What is technical excellence anyway? (probably part 1)

When it comes to doing production in our churches, what is technical excellence really?  Is it the best gear?  The best volunteers?  As close to perfection as possible?

After thinking about my post, “A Clean Stage is a Happy Stage“, I came across another Marty O’Connor classic: Excellence is doing the best with what you have.  This doesn’t say anything about perfection, but simply using what you have currently, and doing your best with it.  This is something we can all do, regardless of what church we are a part of, regardless of the conditions we work under, or the kind of equipment we have.

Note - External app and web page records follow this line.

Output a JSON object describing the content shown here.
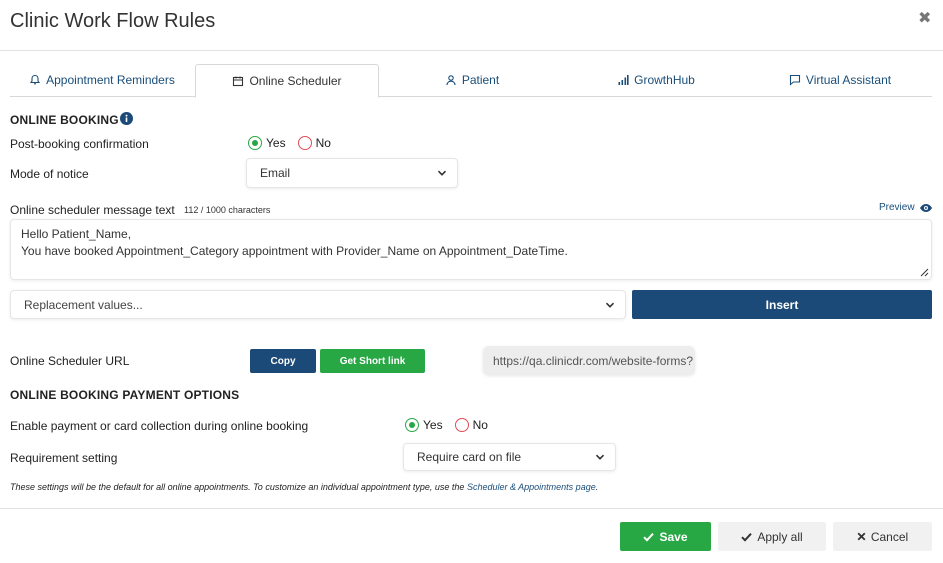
{
  "modal": {
    "title": "Clinic Work Flow Rules",
    "close_glyph": "✖"
  },
  "tabs": [
    {
      "label": "Appointment Reminders",
      "icon": "bell-icon"
    },
    {
      "label": "Online Scheduler",
      "icon": "calendar-icon",
      "active": true
    },
    {
      "label": "Patient",
      "icon": "user-icon"
    },
    {
      "label": "GrowthHub",
      "icon": "bar-chart-icon"
    },
    {
      "label": "Virtual Assistant",
      "icon": "chat-icon"
    }
  ],
  "online_booking": {
    "heading": "ONLINE BOOKING",
    "post_booking": {
      "label": "Post-booking confirmation",
      "yes": "Yes",
      "no": "No",
      "selected": "Yes"
    },
    "mode_of_notice": {
      "label": "Mode of notice",
      "value": "Email"
    },
    "message": {
      "label": "Online scheduler message text",
      "char_count": "112 / 1000 characters",
      "preview_label": "Preview",
      "line1": "Hello Patient_Name,",
      "line2": "You have booked Appointment_Category appointment with Provider_Name on Appointment_DateTime."
    },
    "replacement": {
      "placeholder": "Replacement values...",
      "insert_label": "Insert"
    },
    "url": {
      "label": "Online Scheduler URL",
      "copy_label": "Copy",
      "short_link_label": "Get Short link",
      "value": "https://qa.clinicdr.com/website-forms?"
    }
  },
  "payment": {
    "heading": "ONLINE BOOKING PAYMENT OPTIONS",
    "enable": {
      "label": "Enable payment or card collection during online booking",
      "yes": "Yes",
      "no": "No",
      "selected": "Yes"
    },
    "requirement": {
      "label": "Requirement setting",
      "value": "Require card on file"
    },
    "note_text": "These settings will be the default for all online appointments. To customize an individual appointment type, use the ",
    "note_link": "Scheduler & Appointments page",
    "note_end": "."
  },
  "footer": {
    "save_label": "Save",
    "apply_all_label": "Apply all",
    "cancel_label": "Cancel"
  },
  "colors": {
    "primary": "#1c4a78",
    "success": "#28a745",
    "radio_off": "#e14b59"
  }
}
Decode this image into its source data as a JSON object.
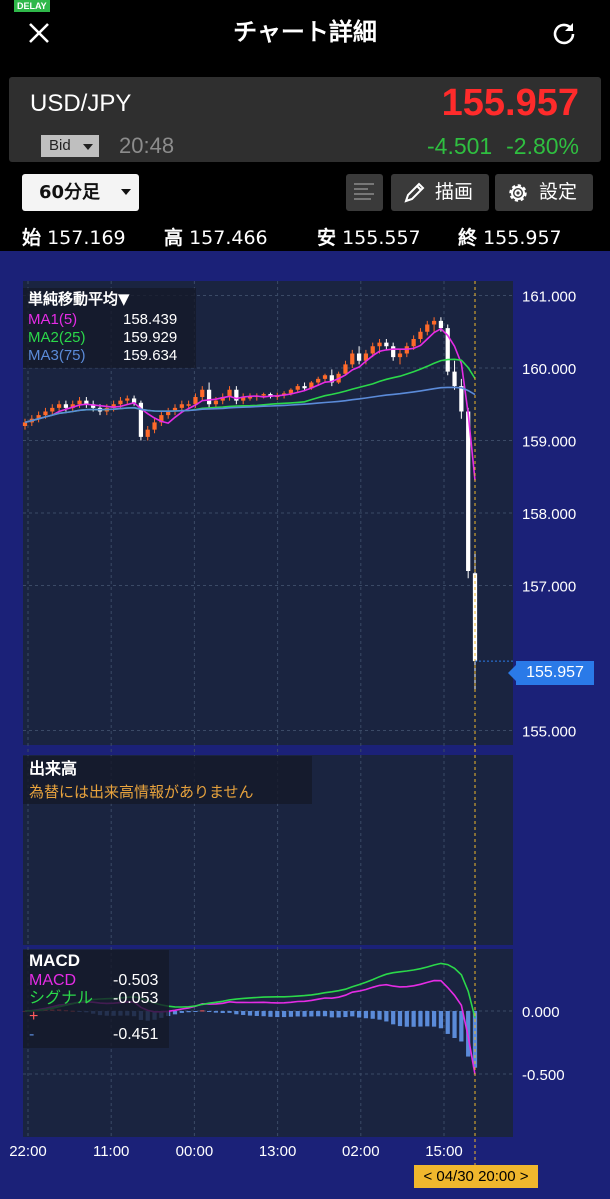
{
  "header": {
    "delay_badge": "DELAY",
    "title": "チャート詳細",
    "close_icon": "close-icon",
    "refresh_icon": "refresh-icon"
  },
  "quote": {
    "symbol": "USD/JPY",
    "price": "155.957",
    "price_type": "Bid",
    "time": "20:48",
    "change": "-4.501",
    "change_pct": "-2.80%",
    "price_color": "#ff2b2b",
    "change_color": "#2fbf40"
  },
  "toolbar": {
    "timeframe": "60分足",
    "draw_label": "描画",
    "settings_label": "設定"
  },
  "ohlc": {
    "open_label": "始",
    "open": "157.169",
    "high_label": "高",
    "high": "157.466",
    "low_label": "安",
    "low": "155.557",
    "close_label": "終",
    "close": "155.957"
  },
  "legend": {
    "ma_header": "単純移動平均▼",
    "ma1_label": "MA1(5)",
    "ma1_value": "158.439",
    "ma2_label": "MA2(25)",
    "ma2_value": "159.929",
    "ma3_label": "MA3(75)",
    "ma3_value": "159.634",
    "volume_header": "出来高",
    "volume_message": "為替には出来高情報がありません",
    "macd_header": "MACD",
    "macd_label": "MACD",
    "macd_value": "-0.503",
    "signal_label": "シグナル",
    "signal_value": "-0.053",
    "hist_plus": "+",
    "hist_minus": "-",
    "hist_value": "-0.451"
  },
  "price_label": "155.957",
  "cursor_date": "< 04/30 20:00 >",
  "colors": {
    "background": "#1b2178",
    "panel": "#1a2440",
    "up": "#ff6a2a",
    "down": "#ffffff",
    "ma1": "#e52ce5",
    "ma2": "#2bd84a",
    "ma3": "#5b8bd9",
    "price_label": "#2a7ae8",
    "cursor": "#f0b72d"
  },
  "chart_data": [
    {
      "type": "candlestick",
      "price_axis": {
        "ticks": [
          "161.000",
          "160.000",
          "159.000",
          "158.000",
          "157.000",
          "155.000"
        ],
        "range": [
          154.8,
          161.2
        ]
      },
      "time_axis": [
        "22:00",
        "11:00",
        "00:00",
        "13:00",
        "02:00",
        "15:00"
      ],
      "series": [
        {
          "name": "MA1(5)",
          "color": "#e52ce5"
        },
        {
          "name": "MA2(25)",
          "color": "#2bd84a"
        },
        {
          "name": "MA3(75)",
          "color": "#5b8bd9"
        }
      ],
      "candles": [
        [
          159.2,
          159.3,
          159.15,
          159.25
        ],
        [
          159.25,
          159.35,
          159.2,
          159.3
        ],
        [
          159.3,
          159.4,
          159.25,
          159.35
        ],
        [
          159.35,
          159.45,
          159.3,
          159.4
        ],
        [
          159.4,
          159.5,
          159.35,
          159.45
        ],
        [
          159.45,
          159.55,
          159.4,
          159.5
        ],
        [
          159.5,
          159.55,
          159.4,
          159.45
        ],
        [
          159.45,
          159.55,
          159.4,
          159.5
        ],
        [
          159.5,
          159.6,
          159.45,
          159.55
        ],
        [
          159.55,
          159.6,
          159.45,
          159.5
        ],
        [
          159.5,
          159.55,
          159.4,
          159.45
        ],
        [
          159.45,
          159.5,
          159.35,
          159.4
        ],
        [
          159.4,
          159.5,
          159.35,
          159.45
        ],
        [
          159.45,
          159.55,
          159.4,
          159.5
        ],
        [
          159.5,
          159.6,
          159.45,
          159.55
        ],
        [
          159.55,
          159.62,
          159.5,
          159.58
        ],
        [
          159.58,
          159.62,
          159.48,
          159.52
        ],
        [
          159.52,
          159.55,
          159.0,
          159.05
        ],
        [
          159.05,
          159.2,
          159.0,
          159.15
        ],
        [
          159.15,
          159.3,
          159.1,
          159.25
        ],
        [
          159.25,
          159.4,
          159.2,
          159.35
        ],
        [
          159.35,
          159.45,
          159.3,
          159.4
        ],
        [
          159.4,
          159.5,
          159.35,
          159.45
        ],
        [
          159.45,
          159.55,
          159.4,
          159.5
        ],
        [
          159.5,
          159.55,
          159.45,
          159.5
        ],
        [
          159.5,
          159.65,
          159.45,
          159.6
        ],
        [
          159.6,
          159.75,
          159.55,
          159.7
        ],
        [
          159.7,
          159.8,
          159.45,
          159.5
        ],
        [
          159.5,
          159.6,
          159.45,
          159.55
        ],
        [
          159.55,
          159.65,
          159.5,
          159.6
        ],
        [
          159.6,
          159.75,
          159.55,
          159.7
        ],
        [
          159.7,
          159.75,
          159.5,
          159.55
        ],
        [
          159.55,
          159.65,
          159.5,
          159.6
        ],
        [
          159.6,
          159.65,
          159.55,
          159.6
        ],
        [
          159.6,
          159.65,
          159.55,
          159.62
        ],
        [
          159.62,
          159.66,
          159.58,
          159.64
        ],
        [
          159.64,
          159.66,
          159.58,
          159.6
        ],
        [
          159.6,
          159.66,
          159.56,
          159.62
        ],
        [
          159.62,
          159.68,
          159.58,
          159.65
        ],
        [
          159.65,
          159.72,
          159.62,
          159.7
        ],
        [
          159.7,
          159.78,
          159.66,
          159.75
        ],
        [
          159.75,
          159.8,
          159.68,
          159.72
        ],
        [
          159.72,
          159.82,
          159.7,
          159.8
        ],
        [
          159.8,
          159.88,
          159.76,
          159.85
        ],
        [
          159.85,
          159.92,
          159.8,
          159.9
        ],
        [
          159.9,
          159.98,
          159.75,
          159.8
        ],
        [
          159.8,
          159.95,
          159.78,
          159.92
        ],
        [
          159.92,
          160.1,
          159.9,
          160.05
        ],
        [
          160.05,
          160.25,
          160.0,
          160.2
        ],
        [
          160.2,
          160.3,
          160.05,
          160.1
        ],
        [
          160.1,
          160.25,
          160.05,
          160.2
        ],
        [
          160.2,
          160.35,
          160.15,
          160.3
        ],
        [
          160.3,
          160.4,
          160.2,
          160.35
        ],
        [
          160.35,
          160.4,
          160.25,
          160.3
        ],
        [
          160.3,
          160.35,
          160.1,
          160.15
        ],
        [
          160.15,
          160.25,
          160.05,
          160.2
        ],
        [
          160.2,
          160.35,
          160.15,
          160.3
        ],
        [
          160.3,
          160.45,
          160.25,
          160.4
        ],
        [
          160.4,
          160.55,
          160.35,
          160.5
        ],
        [
          160.5,
          160.65,
          160.45,
          160.6
        ],
        [
          160.6,
          160.7,
          160.5,
          160.65
        ],
        [
          160.65,
          160.7,
          160.5,
          160.55
        ],
        [
          160.55,
          160.6,
          159.9,
          159.95
        ],
        [
          159.95,
          160.1,
          159.7,
          159.75
        ],
        [
          159.75,
          159.85,
          159.3,
          159.4
        ],
        [
          159.4,
          159.45,
          157.1,
          157.2
        ],
        [
          157.169,
          157.466,
          155.557,
          155.957
        ]
      ]
    },
    {
      "type": "macd",
      "ticks": [
        "0.000",
        "-0.500"
      ],
      "series": [
        {
          "name": "MACD",
          "value": -0.503,
          "color": "#e52ce5"
        },
        {
          "name": "シグナル",
          "value": -0.053,
          "color": "#2bd84a"
        }
      ],
      "histogram_last": -0.451
    }
  ]
}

When I was at Kensington (groan from Willow people, cheer from Kensington people, indifference from everyone else),  I used to look at Willow Creek and think “Sure they can do excellent production.  Look at all the gear they have!”  After coming away from a Willow conference depressed, I started to realize that I could take the equipment I did have and do the best possible job with it.  I could get the most out of it every Sunday.  I could wrap it in duct tape one more week to keep it going until we could afford to replace it.  As a result of this change in perspective, I was able to appreciate that things weren’t perfect, but that we were, in fact, achieving technical excellence on a weekly basis.

Some of us need to release the idea of perfection.  Having a flawless service or event is a honorable goal, but very rarely achievable.  Always trying to be better.  Always learning from mistakes.  Always stretching ourselves to try new ways.  Using what I already have to its fullest potential.  This is the kind of technical excellence I want to shoot for.

  • Chris Thomas

    I don’t understand why you posted the picture of the U2 stage. There’s no mention of it all in the post.

    • wtelliott

      Your mom thought it was technically excellent.